Fuel price hikes presage only the beginning of trouble for the public; the worst is yet to come. Speculation is rife that the prices of several other commodities including wheat flour and cooking gas will increase soon. The government is desperate for funds and does not care where they come from; it is like a bull in a pandemic treatment centre, goring hapless Covid patients.
There is no gainsaying that the government has to boost the state revenue, which has dropped due to lockdowns, etc., but it would have been able to do so without hurting the public so much if it had acted prudently in April, when the country should have been closed to prevent an explosive spread of Covid-19. A stitch in April, as we have pointed out in a previous comment, would have saved nine each in May and June. The government played politics with pandemic control in a bid to shore up its crumbling image by allowing the public to revel and forget their worries during the avurudu season. Some television channels keep calling the massive cluster of infections that formed in April ‘avurudu pokura—New Year cluster. Instead, it should be called the pohottu pokura—(lotus) bud cluster—because the government created conditions for its formation.
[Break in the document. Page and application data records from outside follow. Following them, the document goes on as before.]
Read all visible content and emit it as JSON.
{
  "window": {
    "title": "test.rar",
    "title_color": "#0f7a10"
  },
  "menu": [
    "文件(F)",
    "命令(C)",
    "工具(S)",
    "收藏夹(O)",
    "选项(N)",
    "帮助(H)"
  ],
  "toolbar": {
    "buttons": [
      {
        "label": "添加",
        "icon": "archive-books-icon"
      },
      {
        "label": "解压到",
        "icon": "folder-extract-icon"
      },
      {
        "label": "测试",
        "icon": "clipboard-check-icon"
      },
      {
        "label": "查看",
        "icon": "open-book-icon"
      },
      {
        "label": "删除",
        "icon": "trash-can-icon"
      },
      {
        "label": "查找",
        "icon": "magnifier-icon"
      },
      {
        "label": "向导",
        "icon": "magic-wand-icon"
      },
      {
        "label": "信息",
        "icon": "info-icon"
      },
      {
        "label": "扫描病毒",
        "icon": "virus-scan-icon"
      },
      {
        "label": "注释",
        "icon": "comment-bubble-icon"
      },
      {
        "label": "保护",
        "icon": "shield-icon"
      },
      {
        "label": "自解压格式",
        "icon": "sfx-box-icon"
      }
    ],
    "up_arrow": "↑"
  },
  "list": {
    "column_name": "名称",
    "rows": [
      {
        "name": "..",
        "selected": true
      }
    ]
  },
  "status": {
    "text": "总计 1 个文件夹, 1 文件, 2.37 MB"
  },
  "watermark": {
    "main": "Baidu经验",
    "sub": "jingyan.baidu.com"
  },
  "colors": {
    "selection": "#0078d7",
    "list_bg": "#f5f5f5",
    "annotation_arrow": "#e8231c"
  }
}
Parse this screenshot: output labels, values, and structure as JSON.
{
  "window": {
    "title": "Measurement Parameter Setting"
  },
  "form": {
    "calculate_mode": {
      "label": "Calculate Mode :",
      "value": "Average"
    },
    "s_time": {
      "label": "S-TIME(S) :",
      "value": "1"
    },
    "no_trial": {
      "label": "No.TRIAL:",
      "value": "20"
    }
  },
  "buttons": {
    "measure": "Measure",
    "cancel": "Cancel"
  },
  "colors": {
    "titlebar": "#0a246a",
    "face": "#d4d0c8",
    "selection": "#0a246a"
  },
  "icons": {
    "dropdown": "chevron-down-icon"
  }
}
It is surprising that the Opposition has not moved a no-faith motion against the government for ignoring health experts’ repeated calls for lockdowns in April to prevent the rapid transmission of the virus, exposing the public to danger, mismanaging the vaccination campaign, causing economic hardships to the pandemic-hit people, and trying to import luxury vehicles for the MPs amidst the current crises.
The Opposition does not seem to be with it.
Lift restrictions on 21 June, and be prepared for dire consequences – Medical Specialists
SL youth eligible for employment in Korea, to get the opportunity shortly
SLPP will not let disputes with Gammanpila undermine govt.
7-billion-rupee diamond heist; Madush splls the beans before being shot
The Burghers of Ceylon/Sri Lanka- Reminiscences and Anecdotes
Unfit, unprofessional, fat Sri Lankans
Features6 days ago
What to expect in the short term and long term
Sports5 days ago
The kid who came to Colombo to study law
news7 days ago
Vaccinations: eminent group follows-up with Prez., PM and ministers
Sports4 days ago
Learning honesty and integrity through cricket
Features7 days ago
UNDERSTANDING PERSONALITIES – Part 10
Features7 days ago
Echoes of NM’s dismissal may have an impact on present crisis
Midweek Review4 days ago
news3 days ago
SJB, TNA, JVP insist they didn’t ask for vehicles: Speaker’s Office silent